Reindeer by itself, just cooked up in some butter and salt, has the texture of beef, but the flavor is so much more complex. It's gamey, yes, and iron-y, but it also has a wonderful tanginess about it, similar to cheese. I wished I had more meat to eat on its own, and not just in soup, because it has such a unique flavor to it, unlike anything I've ever tasted. The soup base, a basic beef bouillon stock that is populated with onion, carrot, and potato, is infused with juniper berries and thyme, and finished with cream cheese and Parmesan. The cheeses lend the soup a particular tang, which compliments the reindeer well. The carrots and onions add a hit of sweetness, and the potato acts as a bit of a palate cleanser in its comfortable flavor. Chise and Lindel eat this around a campfire and share stories of their lives. I honestly can't picture a better soup to have to accompany the conversation. I couldn't stop myself from eating it – it was so heart-warming and delicious-crazy-good. Lindel knows what he's doing when it comes to cooking.
Even if you can't get someone to ship you reindeer, I would love it if you tried making this soup with beef, venison, or rabbit. Yes, the reindeer is amazing in this soup, but the broth itself is also incredibly delicious, and worth just as much attention. To start making your own, watch the video below for instructions!
Makes 6 small or 4 large servings
1. Prepare all ingredients. Chop all vegetables, clean the meat of fat and tendon, and cube it. Place berries and sprig of thyme in a tea strainer/infuser, or into a small sachet, to be used to infuse the soup later.
2. Bring stock pot to high heat – melt butter. Brown the reindeer meat about 3 minutes each side, or until browned nicely. Season with salt. Remove from the pot, and toss in the onion. Allow to cook down until soft, then add the reindeer back in, along with the water and bullion cubes. Stir to combine, then place a lid over the pot, turn to medium low heat, and cook about 30 minutes to allow meat to become tender.
3. At the 30 minute mark, add in the carrot, potato, and infuser with the berries and thyme. Place the lid back on, and cook another 20 minutes, still at medium low heat, or until vegetables become tender.

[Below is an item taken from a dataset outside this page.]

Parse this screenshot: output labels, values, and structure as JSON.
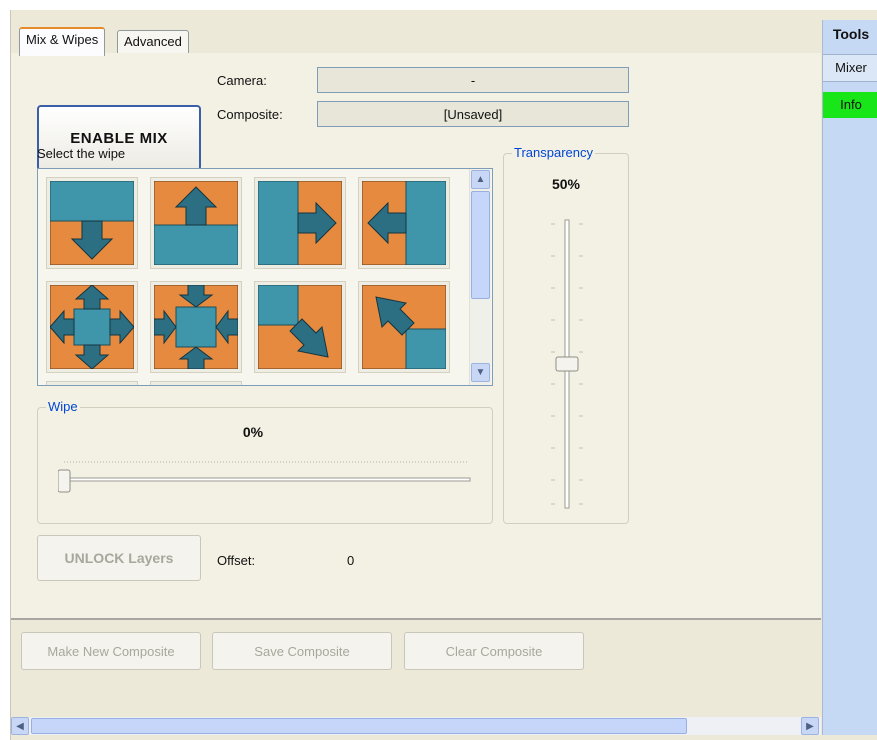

4. After vegetables are ready, lower heat further to low and stir in the cubed cream cheese until melted through the pot. Resist temptation to crank heat up – you want to avoid any of the dairy splitting in the soup due to high temperatures. Then, add in the Parmesan and stir through. Remove from the heat and prepare to serve.
5. Serve hot, with a thick slice of fresh bread!
I hope you enjoyed this post! Check in next week for another recipe. To check out more anime food recipes, visit my blog. If you have any questions or comments, leave them below! I recently got a Twitter, so you can follow me at @yumpenguinsnack if you would like, and DEFINITELY feel free to send me food requests! My Tumblr is yumpenguinsnacks.tumblr.com. Find me on Youtube for more video tutorials! Enjoy the food, and if you decide to recreate this dish, show me pics! :D
In case you missed it, check out our last dish: Curry-Men from "Laid Back Camp". What other famous anime dishes would you like to see Emily make on COOKING WITH ANIME?